On Wednesday, April 22, 2020, the White House announced a 60-day suspension of entry of certain U.S. immigrants.
On detailed review, this proclamation appears to apply only to pending immigrant applications (applications for permanent residency, or “green cards”) for persons who 1) were outside the U.S. on the effective date of the proclamation (04/23/2020) and 2) who do not have an approved immigrant status or some other already issued official travel document (such as an advance parole document) that would permit the individual to travel back to the U.S. from abroad.
At this time, this proclamation does NOT appear to affect:
- Applications for permanent residence (green cards) filed in the U.S. (adjustment of status applications)
- Nonimmigrant visa holders including F-1 students, J-1 Exchange Visitors, H-1B, TN, and O-1 workers
- F-1 or J-1 student employment options (CPT, OPT, STEM OPT, Academic Training)
- Current U.S. green cardholders
- Spouses of U.S. citizens
- Unmarried children (under 21 years of age) of U.S. citizens
- EB-5 investor immigrants
- Those whose entry into the U.S. is in the national interest
- Individuals who would further U.S. law enforcement objectives
- Members of the U.S. Armed Forces and their spouses and children
- Foreign health care professional applying for Immigrant Visas (including spouse and children) to perform research to combat COVID-19, or to perform work essential to combating, recovering from, or alleviating the effects of the COVID-19 outbreak
Based on this, it appears that the order will have a minimal immediate impact on the Lab’s foreign national population, says Tamar Vered, Immigration Supervisor/Team Lead for the HR Shared Services, International Researchers and Scholars Office (IRSO). She added that IRSO is continuing its work with respect to nonimmigrant and immigrant processes for both new and current employees and affiliates, striving for maintenance of work authorization, and progressing green card applications within the U.S. as currently planned.
“We know the uncertainties these changes bring can be stressful,” she says. “Please know that we value all of our international collaborators and we are working very hard to understand the implications of these changes and to minimize the disruption they may cause the Berkeley Lab community.”
The scenario could continue to evolve.
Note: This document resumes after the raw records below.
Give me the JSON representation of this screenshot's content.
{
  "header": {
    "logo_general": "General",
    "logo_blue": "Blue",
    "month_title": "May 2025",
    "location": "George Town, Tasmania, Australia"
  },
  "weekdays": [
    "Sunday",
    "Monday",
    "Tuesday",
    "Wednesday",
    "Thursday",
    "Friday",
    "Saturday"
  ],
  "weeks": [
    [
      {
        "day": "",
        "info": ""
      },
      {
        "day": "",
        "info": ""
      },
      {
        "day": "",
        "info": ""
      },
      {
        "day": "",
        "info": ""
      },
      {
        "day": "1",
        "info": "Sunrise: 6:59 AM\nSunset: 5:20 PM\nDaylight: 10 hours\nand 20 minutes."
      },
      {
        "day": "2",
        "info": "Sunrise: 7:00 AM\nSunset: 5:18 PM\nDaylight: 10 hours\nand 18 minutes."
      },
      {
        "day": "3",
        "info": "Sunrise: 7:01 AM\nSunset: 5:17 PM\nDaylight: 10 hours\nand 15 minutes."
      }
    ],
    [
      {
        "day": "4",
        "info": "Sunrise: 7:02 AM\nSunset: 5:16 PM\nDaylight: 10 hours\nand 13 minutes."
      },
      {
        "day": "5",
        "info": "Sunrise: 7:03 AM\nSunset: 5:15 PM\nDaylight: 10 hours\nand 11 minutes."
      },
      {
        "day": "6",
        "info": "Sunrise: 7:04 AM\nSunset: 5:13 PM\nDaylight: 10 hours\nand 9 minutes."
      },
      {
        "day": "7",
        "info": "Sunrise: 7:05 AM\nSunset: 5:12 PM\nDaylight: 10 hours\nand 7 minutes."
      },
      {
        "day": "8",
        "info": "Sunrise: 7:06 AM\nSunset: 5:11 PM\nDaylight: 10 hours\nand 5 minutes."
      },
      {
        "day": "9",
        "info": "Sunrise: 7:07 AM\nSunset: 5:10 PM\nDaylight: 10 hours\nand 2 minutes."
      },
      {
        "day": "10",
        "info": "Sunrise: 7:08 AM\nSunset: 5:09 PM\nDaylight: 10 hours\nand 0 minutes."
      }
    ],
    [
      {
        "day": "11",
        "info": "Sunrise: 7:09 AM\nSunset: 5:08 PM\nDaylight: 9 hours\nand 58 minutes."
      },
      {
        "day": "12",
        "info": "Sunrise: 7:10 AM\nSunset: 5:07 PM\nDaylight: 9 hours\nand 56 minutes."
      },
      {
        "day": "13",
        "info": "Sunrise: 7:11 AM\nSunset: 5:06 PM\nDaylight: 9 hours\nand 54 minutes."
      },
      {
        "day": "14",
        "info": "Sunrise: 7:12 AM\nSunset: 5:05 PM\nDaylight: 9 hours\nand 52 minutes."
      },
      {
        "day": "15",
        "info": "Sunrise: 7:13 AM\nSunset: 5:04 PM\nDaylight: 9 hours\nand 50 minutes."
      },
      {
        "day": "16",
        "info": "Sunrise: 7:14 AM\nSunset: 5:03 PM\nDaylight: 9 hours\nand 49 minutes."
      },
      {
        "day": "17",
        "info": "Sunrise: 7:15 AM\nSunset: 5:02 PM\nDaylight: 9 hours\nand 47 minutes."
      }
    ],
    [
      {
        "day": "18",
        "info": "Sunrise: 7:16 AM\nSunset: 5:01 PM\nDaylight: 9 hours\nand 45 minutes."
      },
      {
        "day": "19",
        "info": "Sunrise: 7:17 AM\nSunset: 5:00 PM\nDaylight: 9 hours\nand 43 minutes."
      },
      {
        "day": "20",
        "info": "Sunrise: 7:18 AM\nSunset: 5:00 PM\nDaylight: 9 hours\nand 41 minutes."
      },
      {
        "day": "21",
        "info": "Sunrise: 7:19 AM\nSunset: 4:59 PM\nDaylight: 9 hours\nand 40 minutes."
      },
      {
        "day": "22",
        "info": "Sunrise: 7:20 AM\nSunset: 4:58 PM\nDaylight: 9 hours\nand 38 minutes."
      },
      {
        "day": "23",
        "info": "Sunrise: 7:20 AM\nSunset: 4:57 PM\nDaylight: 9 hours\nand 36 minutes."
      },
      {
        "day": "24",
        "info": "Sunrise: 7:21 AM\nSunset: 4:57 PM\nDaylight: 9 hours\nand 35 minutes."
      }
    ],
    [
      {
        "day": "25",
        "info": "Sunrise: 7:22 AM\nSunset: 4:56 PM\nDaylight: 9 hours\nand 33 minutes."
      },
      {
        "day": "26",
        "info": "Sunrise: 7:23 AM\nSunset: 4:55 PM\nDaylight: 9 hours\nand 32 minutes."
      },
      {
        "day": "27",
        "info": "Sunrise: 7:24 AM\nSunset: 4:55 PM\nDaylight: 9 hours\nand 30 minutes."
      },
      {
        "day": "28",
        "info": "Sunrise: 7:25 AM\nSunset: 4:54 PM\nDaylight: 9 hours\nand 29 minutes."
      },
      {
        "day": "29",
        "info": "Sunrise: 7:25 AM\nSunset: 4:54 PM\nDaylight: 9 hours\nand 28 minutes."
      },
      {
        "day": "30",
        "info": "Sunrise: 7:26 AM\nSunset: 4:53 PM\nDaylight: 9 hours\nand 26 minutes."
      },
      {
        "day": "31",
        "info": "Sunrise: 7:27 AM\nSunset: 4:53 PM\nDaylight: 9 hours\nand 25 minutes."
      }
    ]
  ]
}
The proclamation requires that within 30 days, the Secretaries of Labor and Homeland Security, in consultation with the Secretary of State, review nonimmigrant programs and recommend other appropriate measures the U.S. government deems essential to stimulate the U.S. economy and ensure the prioritization, hiring, and employment of United States workers. The proclamation will be reviewed no later than 10 days before the current expiration date to determine whether it should be extended or modified.
Vered says the Lab will continue to monitor this evolving situation and provide additional updates as needed in Elements. You are also encouraged to find up-to-date information on the HR Shared Services IRSO website. If you have questions, please contact firstname.lastname@example.org.